Neuropathic osteoarthropathy, also known as Charcot joint (often "Charcot foot"), refers to progressive degeneration of a weight bearing joint, a process marked by bony destruction, bone resorption, and eventual deformity. Onset is usually insidious.
If this pathological process continues unchecked, it could result in joint deformity, ulceration and/or superinfection, loss of function, and in the worst case scenario: amputation or death. Early identification of joint changes is the best way to limit morbidity.
Basically, any condition resulting in decreased peripheral sensation, proprioception, and fine motor control:
- Diabetes mellitus neuropathy (the most common in the U.S. today, resulting in destruction of foot and ankle joints), with Charcot joints in 1/600-700 diabetics. Related to long-term poor glucose control.
- Alcoholic neuropathy
- Cerebral palsy
- Syphilis (tabes dorsalis), caused by the organism Treponema pallidum
- Congenital insensitivity to pain
- Spinal cord injury
- Intra-articular steroid injections
Two primary theories have been
- Neurotrauma: Loss of peripheral sensation and proprioception leads to repetitive microtrauma to the joint in question; this damage goes unnoticed by the neuropathic patient, and the resultant inflammatory resorption of traumatized bone renders that region weak and susceptible to further trauma. Indeed, it is a vicious cycle. In addition, poor fine motor control generates unnatural pressure on certain joints, leading to additional microtrauma.
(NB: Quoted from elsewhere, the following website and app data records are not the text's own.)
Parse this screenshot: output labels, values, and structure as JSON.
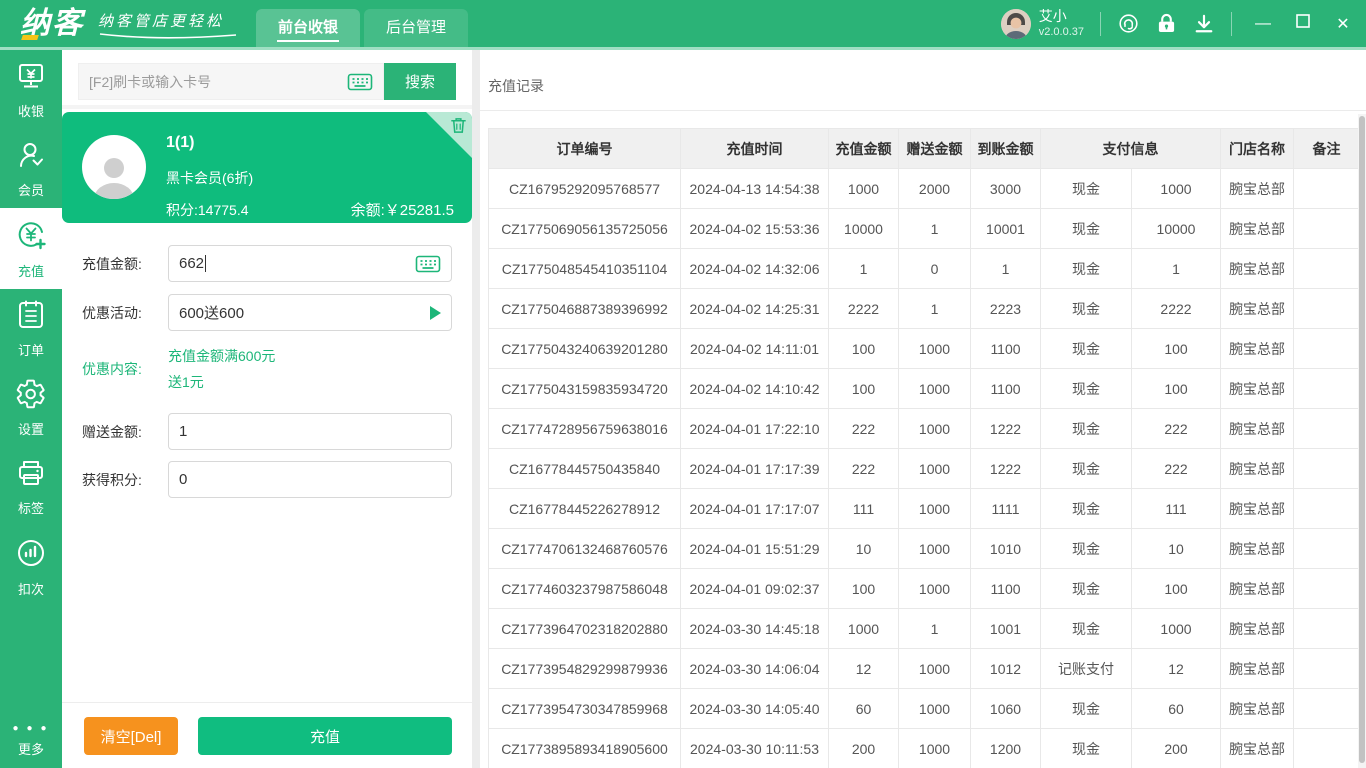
{
  "topbar": {
    "logo": "纳客",
    "slogan": "纳客管店更轻松",
    "tabs": [
      {
        "label": "前台收银"
      },
      {
        "label": "后台管理"
      }
    ],
    "user": {
      "name": "艾小",
      "version": "v2.0.0.37"
    },
    "icons": [
      "customer-service-icon",
      "lock-icon",
      "download-icon"
    ]
  },
  "sidebar": {
    "items": [
      {
        "label": "收银",
        "icon": "cashier-icon"
      },
      {
        "label": "会员",
        "icon": "member-icon"
      },
      {
        "label": "充值",
        "icon": "recharge-icon"
      },
      {
        "label": "订单",
        "icon": "orders-icon"
      },
      {
        "label": "设置",
        "icon": "settings-icon"
      },
      {
        "label": "标签",
        "icon": "label-printer-icon"
      },
      {
        "label": "扣次",
        "icon": "deduct-count-icon"
      }
    ],
    "more_label": "更多"
  },
  "member_panel": {
    "search": {
      "placeholder": "[F2]刷卡或输入卡号",
      "button": "搜索"
    },
    "card": {
      "name": "1(1)",
      "level": "黑卡会员(6折)",
      "points": "积分:14775.4",
      "balance": "余额:￥25281.5"
    },
    "form": {
      "recharge_amount": {
        "label": "充值金额:",
        "value": "662"
      },
      "promo_activity": {
        "label": "优惠活动:",
        "value": "600送600"
      },
      "promo_content": {
        "label": "优惠内容:",
        "line1": "充值金额满600元",
        "line2": "送1元"
      },
      "gift_amount": {
        "label": "赠送金额:",
        "value": "1"
      },
      "points_gain": {
        "label": "获得积分:",
        "value": "0"
      }
    },
    "actions": {
      "clear": "清空[Del]",
      "recharge": "充值"
    }
  },
  "records": {
    "title": "充值记录",
    "columns": [
      "订单编号",
      "充值时间",
      "充值金额",
      "赠送金额",
      "到账金额",
      "支付信息",
      "门店名称",
      "备注"
    ],
    "rows": [
      [
        "CZ16795292095768577",
        "2024-04-13 14:54:38",
        "1000",
        "2000",
        "3000",
        "现金",
        "1000",
        "腕宝总部",
        ""
      ],
      [
        "CZ1775069056135725056",
        "2024-04-02 15:53:36",
        "10000",
        "1",
        "10001",
        "现金",
        "10000",
        "腕宝总部",
        ""
      ],
      [
        "CZ1775048545410351104",
        "2024-04-02 14:32:06",
        "1",
        "0",
        "1",
        "现金",
        "1",
        "腕宝总部",
        ""
      ],
      [
        "CZ1775046887389396992",
        "2024-04-02 14:25:31",
        "2222",
        "1",
        "2223",
        "现金",
        "2222",
        "腕宝总部",
        ""
      ],
      [
        "CZ1775043240639201280",
        "2024-04-02 14:11:01",
        "100",
        "1000",
        "1100",
        "现金",
        "100",
        "腕宝总部",
        ""
      ],
      [
        "CZ1775043159835934720",
        "2024-04-02 14:10:42",
        "100",
        "1000",
        "1100",
        "现金",
        "100",
        "腕宝总部",
        ""
      ],
      [
        "CZ1774728956759638016",
        "2024-04-01 17:22:10",
        "222",
        "1000",
        "1222",
        "现金",
        "222",
        "腕宝总部",
        ""
      ],
      [
        "CZ16778445750435840",
        "2024-04-01 17:17:39",
        "222",
        "1000",
        "1222",
        "现金",
        "222",
        "腕宝总部",
        ""
      ],
      [
        "CZ16778445226278912",
        "2024-04-01 17:17:07",
        "111",
        "1000",
        "1111",
        "现金",
        "111",
        "腕宝总部",
        ""
      ],
      [
        "CZ1774706132468760576",
        "2024-04-01 15:51:29",
        "10",
        "1000",
        "1010",
        "现金",
        "10",
        "腕宝总部",
        ""
      ],
      [
        "CZ1774603237987586048",
        "2024-04-01 09:02:37",
        "100",
        "1000",
        "1100",
        "现金",
        "100",
        "腕宝总部",
        ""
      ],
      [
        "CZ1773964702318202880",
        "2024-03-30 14:45:18",
        "1000",
        "1",
        "1001",
        "现金",
        "1000",
        "腕宝总部",
        ""
      ],
      [
        "CZ1773954829299879936",
        "2024-03-30 14:06:04",
        "12",
        "1000",
        "1012",
        "记账支付",
        "12",
        "腕宝总部",
        ""
      ],
      [
        "CZ1773954730347859968",
        "2024-03-30 14:05:40",
        "60",
        "1000",
        "1060",
        "现金",
        "60",
        "腕宝总部",
        ""
      ],
      [
        "CZ1773895893418905600",
        "2024-03-30 10:11:53",
        "200",
        "1000",
        "1200",
        "现金",
        "200",
        "腕宝总部",
        ""
      ]
    ]
  },
  "colors": {
    "brand_green": "#2bb377",
    "card_green": "#0fbc7d",
    "accent_green": "#1db679",
    "button_orange": "#f6921e",
    "table_header_bg": "#f0f0f0"
  }
}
- Neurovascular: Neuropathic patients have dysregulated autonomic nervous system reflexes, and de-sensitized joints receive significantly greater blood flow. The resulting hyperemia leads to increased osteoclastic resorption of bone, and this, in concert with mechanical stress, leads to bony destruction.
In reality, both of these mechanisms probably play a role in the development of a Charcot joint.
Diabetes is the foremost cause in America today for neuropathic joint disease, and the foot is the most affected region. In those with foot deformity, approximately 60% are in the tarsometatarsal joints (medial joints affected more than lateral), 30% Metatarsophalangeal joints and 10% have ankle disease. Over half of diabetic patients with neuropathic joints can recall some kind of precipitating trauma, usually, minor.
Patients with neurosyphilis tend to have knee involvement, and patients with syringomyelia of the spinal cord may demonstrate shoulder deformity.
Hip joint destruction is also seen in neuropathic patients.
Once the process is recognized, immobilization with a total contact cast will help ward off further joint destruction. Pneumatic walking braces are also used. Surgical correction of a joint is rarely successful in the long-term in these patients.
It can take 6–9 months for the edema and erythema of the affected joint to recede.